List every line in this data where the string "should" occurs.

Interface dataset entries

####################

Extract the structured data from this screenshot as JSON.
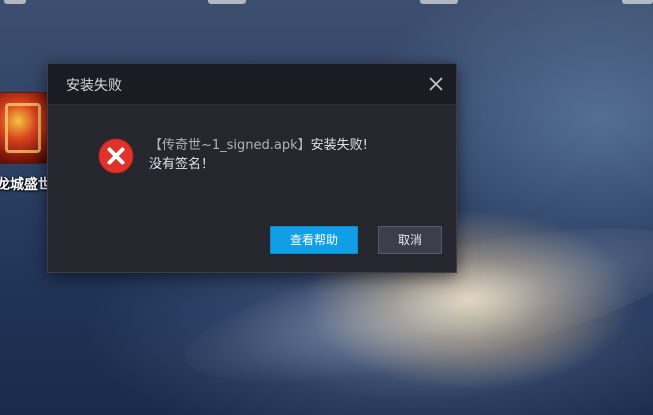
{
  "desktop": {
    "icon_label": "龙城盛世",
    "top_label_count_hint": "partially visible desktop labels at top edge"
  },
  "dialog": {
    "title": "安装失败",
    "close_icon": "close-icon",
    "error_icon": "error-x-icon",
    "message": {
      "file_name": "【传奇世~1_signed.apk】",
      "status": "安装失败!",
      "reason": "没有签名！"
    },
    "buttons": {
      "help": "查看帮助",
      "cancel": "取消"
    }
  },
  "colors": {
    "dialog_bg": "#25262e",
    "titlebar_bg": "#1b1c23",
    "primary_button": "#109fe6",
    "secondary_button": "#3c3f4b",
    "error_red": "#e0322a"
  }
}
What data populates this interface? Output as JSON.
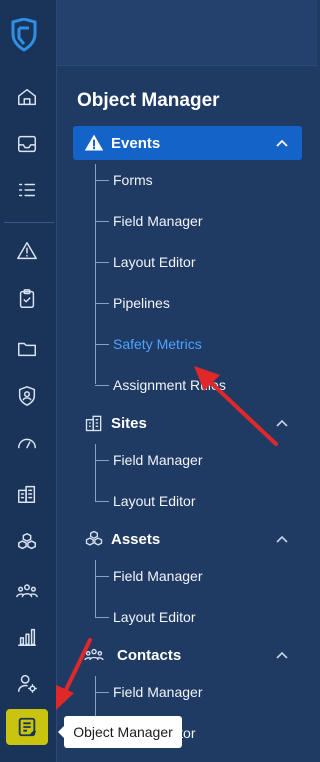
{
  "rail": {
    "icons": [
      "logo-shield-icon",
      "home-icon",
      "inbox-icon",
      "list-icon",
      "warning-icon",
      "clipboard-check-icon",
      "folder-icon",
      "shield-user-icon",
      "gauge-icon",
      "buildings-icon",
      "cubes-icon",
      "people-icon",
      "bar-chart-icon",
      "user-settings-icon",
      "object-manager-icon"
    ],
    "active_item": "object-manager-icon",
    "active_color": "#c8c40f"
  },
  "panel": {
    "title": "Object Manager",
    "groups": [
      {
        "label": "Events",
        "icon": "warning-icon",
        "expanded": true,
        "items": [
          "Forms",
          "Field Manager",
          "Layout Editor",
          "Pipelines",
          "Safety Metrics",
          "Assignment Rules"
        ]
      },
      {
        "label": "Sites",
        "icon": "buildings-icon",
        "expanded": true,
        "items": [
          "Field Manager",
          "Layout Editor"
        ]
      },
      {
        "label": "Assets",
        "icon": "cubes-icon",
        "expanded": true,
        "items": [
          "Field Manager",
          "Layout Editor"
        ]
      },
      {
        "label": "Contacts",
        "icon": "people-icon",
        "expanded": true,
        "items": [
          "Field Manager",
          "Layout Editor"
        ]
      }
    ],
    "highlighted_item": "Safety Metrics",
    "highlight_color": "#4ea3ff"
  },
  "tooltip": {
    "text": "Object Manager"
  },
  "colors": {
    "rail_bg": "#1a3358",
    "panel_bg": "#1f3a63",
    "selected_group_bg": "#1463c8",
    "annotation_arrow": "#e0282b"
  }
}
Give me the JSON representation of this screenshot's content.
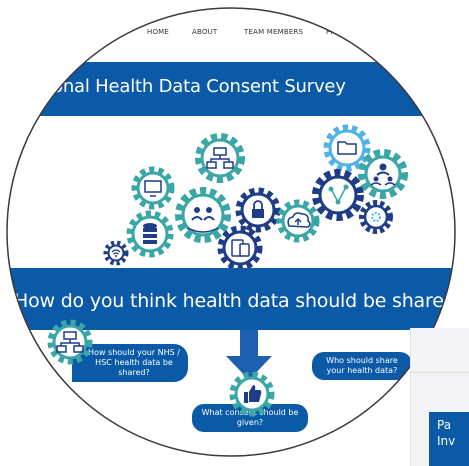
{
  "nav": {
    "items": [
      "HOME",
      "ABOUT",
      "TEAM MEMBERS",
      "PPI"
    ]
  },
  "banner": {
    "title": "onal Health Data Consent Survey"
  },
  "question": {
    "text": "How do you think health data should be shared and use"
  },
  "bubbles": {
    "how_shared": "How should your NHS / HSC health data be shared?",
    "who_share": "Who should share your health data?",
    "consent": "What consent should be given?"
  },
  "side_panel": {
    "line1": "Pa",
    "line2": "Inv"
  },
  "colors": {
    "brand_blue": "#0b5aa7",
    "gear_teal": "#3aa6a6",
    "gear_navy": "#1f3c88",
    "gear_sky": "#4fb3e8"
  },
  "icons": [
    "computer-network-icon",
    "monitor-icon",
    "people-icon",
    "lock-icon",
    "cloud-icon",
    "database-icon",
    "devices-icon",
    "folder-icon",
    "share-icon",
    "user-group-icon",
    "gear-settings-icon",
    "thumbs-up-icon",
    "wifi-icon"
  ]
}
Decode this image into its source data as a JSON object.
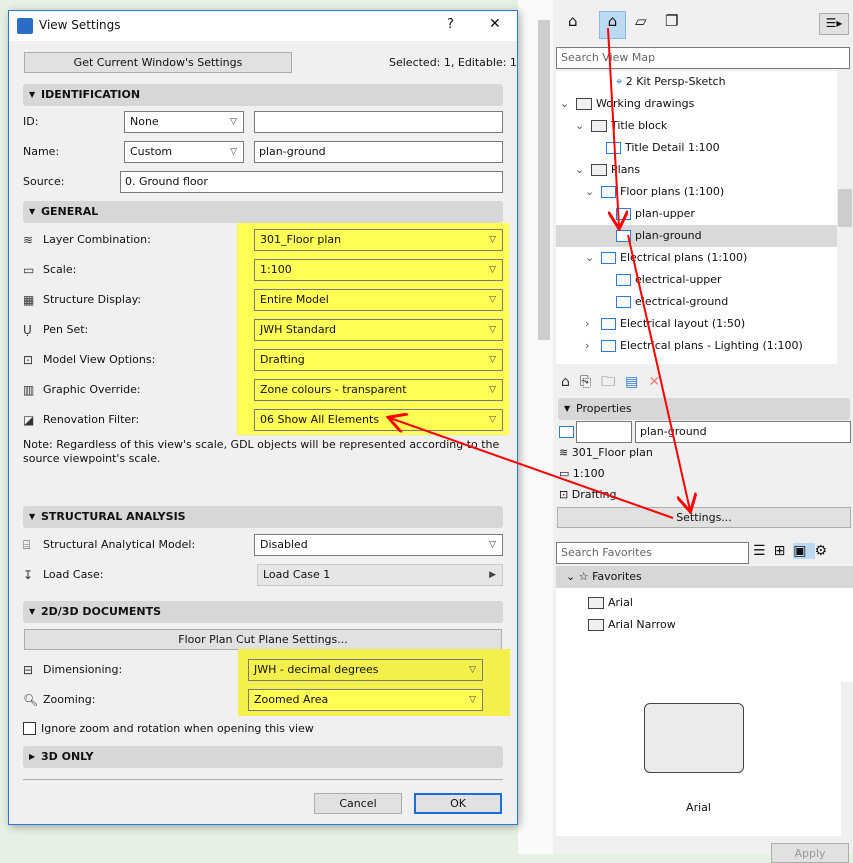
{
  "dialog": {
    "title": "View Settings",
    "help": "?",
    "close": "✕",
    "get_settings": "Get Current Window's Settings",
    "selection_status": "Selected: 1, Editable: 1",
    "identification": {
      "header": "IDENTIFICATION",
      "id_label": "ID:",
      "id_value": "None",
      "id_text": "",
      "name_label": "Name:",
      "name_value": "Custom",
      "name_text": "plan-ground",
      "source_label": "Source:",
      "source_value": "0. Ground floor"
    },
    "general": {
      "header": "GENERAL",
      "rows": [
        {
          "label": "Layer Combination:",
          "value": "301_Floor plan",
          "icon": "layers-icon"
        },
        {
          "label": "Scale:",
          "value": "1:100",
          "icon": "ruler-icon"
        },
        {
          "label": "Structure Display:",
          "value": "Entire Model",
          "icon": "structure-icon"
        },
        {
          "label": "Pen Set:",
          "value": "JWH Standard",
          "icon": "pen-icon"
        },
        {
          "label": "Model View Options:",
          "value": "Drafting",
          "icon": "model-view-icon"
        },
        {
          "label": "Graphic Override:",
          "value": "Zone colours - transparent",
          "icon": "override-icon"
        },
        {
          "label": "Renovation Filter:",
          "value": "06 Show All Elements",
          "icon": "renovation-icon"
        }
      ],
      "note": "Note: Regardless of this view's scale, GDL objects will be represented according to the source viewpoint's scale."
    },
    "structural": {
      "header": "STRUCTURAL ANALYSIS",
      "model_label": "Structural Analytical Model:",
      "model_value": "Disabled",
      "load_label": "Load Case:",
      "load_value": "Load Case 1"
    },
    "docs": {
      "header": "2D/3D DOCUMENTS",
      "cut_plane": "Floor Plan Cut Plane Settings...",
      "dim_label": "Dimensioning:",
      "dim_value": "JWH - decimal degrees",
      "zoom_label": "Zooming:",
      "zoom_value": "Zoomed Area",
      "ignore_label": "Ignore zoom and rotation when opening this view",
      "ignore_checked": false
    },
    "only3d": {
      "header": "3D ONLY"
    },
    "cancel": "Cancel",
    "ok": "OK"
  },
  "navigator": {
    "search_placeholder": "Search View Map",
    "tree": [
      {
        "label": "2 Kit Persp-Sketch",
        "icon": "camera-icon"
      },
      {
        "label": "Working drawings",
        "icon": "folder-icon"
      },
      {
        "label": "Title block",
        "icon": "folder-icon"
      },
      {
        "label": "Title Detail 1:100",
        "icon": "detail-icon"
      },
      {
        "label": "Plans",
        "icon": "folder-icon"
      },
      {
        "label": "Floor plans (1:100)",
        "icon": "clone-folder-icon"
      },
      {
        "label": "plan-upper",
        "icon": "plan-view-icon"
      },
      {
        "label": "plan-ground",
        "icon": "plan-view-icon",
        "selected": true
      },
      {
        "label": "Electrical plans (1:100)",
        "icon": "clone-folder-icon"
      },
      {
        "label": "electrical-upper",
        "icon": "plan-view-icon"
      },
      {
        "label": "electrical-ground",
        "icon": "plan-view-icon"
      },
      {
        "label": "Electrical layout (1:50)",
        "icon": "clone-folder-icon"
      },
      {
        "label": "Electrical plans - Lighting (1:100)",
        "icon": "clone-folder-icon"
      }
    ],
    "properties": {
      "header": "Properties",
      "id": "",
      "name": "plan-ground",
      "layer": "301_Floor plan",
      "scale": "1:100",
      "model_view": "Drafting",
      "settings": "Settings..."
    }
  },
  "favorites": {
    "search_placeholder": "Search Favorites",
    "root": "Favorites",
    "items": [
      "Arial",
      "Arial Narrow"
    ],
    "preview_label": "Arial",
    "apply": "Apply"
  },
  "colors": {
    "highlight": "#ffff55",
    "arrow": "#ff0000",
    "accent": "#2b7bd8"
  }
}
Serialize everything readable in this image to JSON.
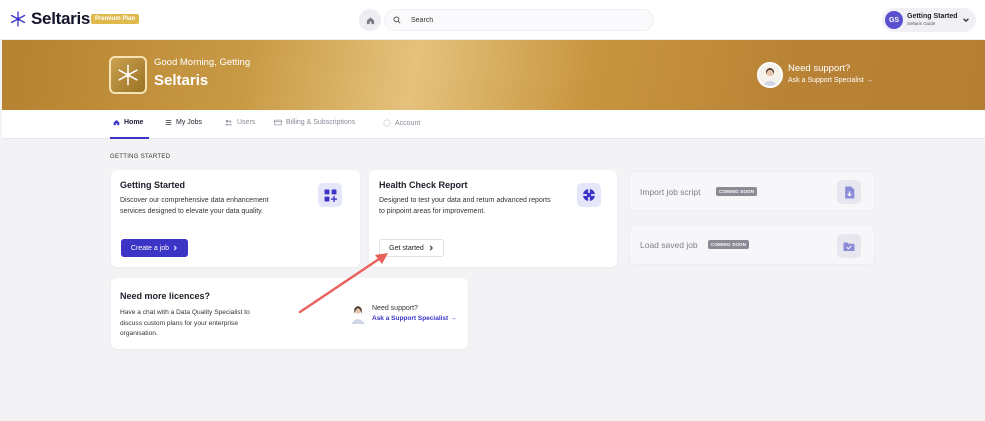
{
  "header": {
    "brand": "Seltaris",
    "plan_badge": "Premium Plan",
    "search_placeholder": "Search",
    "user": {
      "initials": "GS",
      "name": "Getting Started",
      "role": "Seltaris Guide"
    }
  },
  "banner": {
    "greeting": "Good Morning, Getting",
    "company": "Seltaris",
    "support_title": "Need support?",
    "support_link": "Ask a Support Specialist →"
  },
  "tabs": [
    {
      "label": "Home",
      "icon": "home-icon",
      "active": true
    },
    {
      "label": "My Jobs",
      "icon": "list-icon",
      "active": false
    },
    {
      "label": "Users",
      "icon": "users-icon",
      "active": false
    },
    {
      "label": "Billing & Subscriptions",
      "icon": "wallet-icon",
      "active": false
    },
    {
      "label": "Account",
      "icon": "account-icon",
      "active": false
    }
  ],
  "section_label": "GETTING STARTED",
  "cards": {
    "getting_started": {
      "title": "Getting Started",
      "description_lines": [
        "Discover our comprehensive data enhancement",
        "services designed to elevate your data quality."
      ],
      "button": "Create a job"
    },
    "health_check": {
      "title": "Health Check Report",
      "description_lines": [
        "Designed to test your data and return advanced reports",
        "to pinpoint areas for improvement."
      ],
      "button": "Get started"
    },
    "import_job": {
      "title": "Import job script",
      "badge": "COMING SOON"
    },
    "load_job": {
      "title": "Load saved job",
      "badge": "COMING SOON"
    },
    "licences": {
      "title": "Need more licences?",
      "description_lines": [
        "Have a chat with a Data Quality Specialist to",
        "discuss custom plans for your enterprise",
        "organisation."
      ],
      "support_title": "Need support?",
      "support_link": "Ask a Support Specialist →"
    }
  },
  "colors": {
    "accent": "#3b34c4",
    "banner_gold": "#c2903c",
    "annotation_arrow": "#e8615a"
  }
}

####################

Solution to the problem
    "text": "How do you think health data should be shared and use"
    "how_shared": "How should your NHS / HSC health data be shared?",
    "who_share": "Who should share your health data?",
    "consent": "What consent should be given?"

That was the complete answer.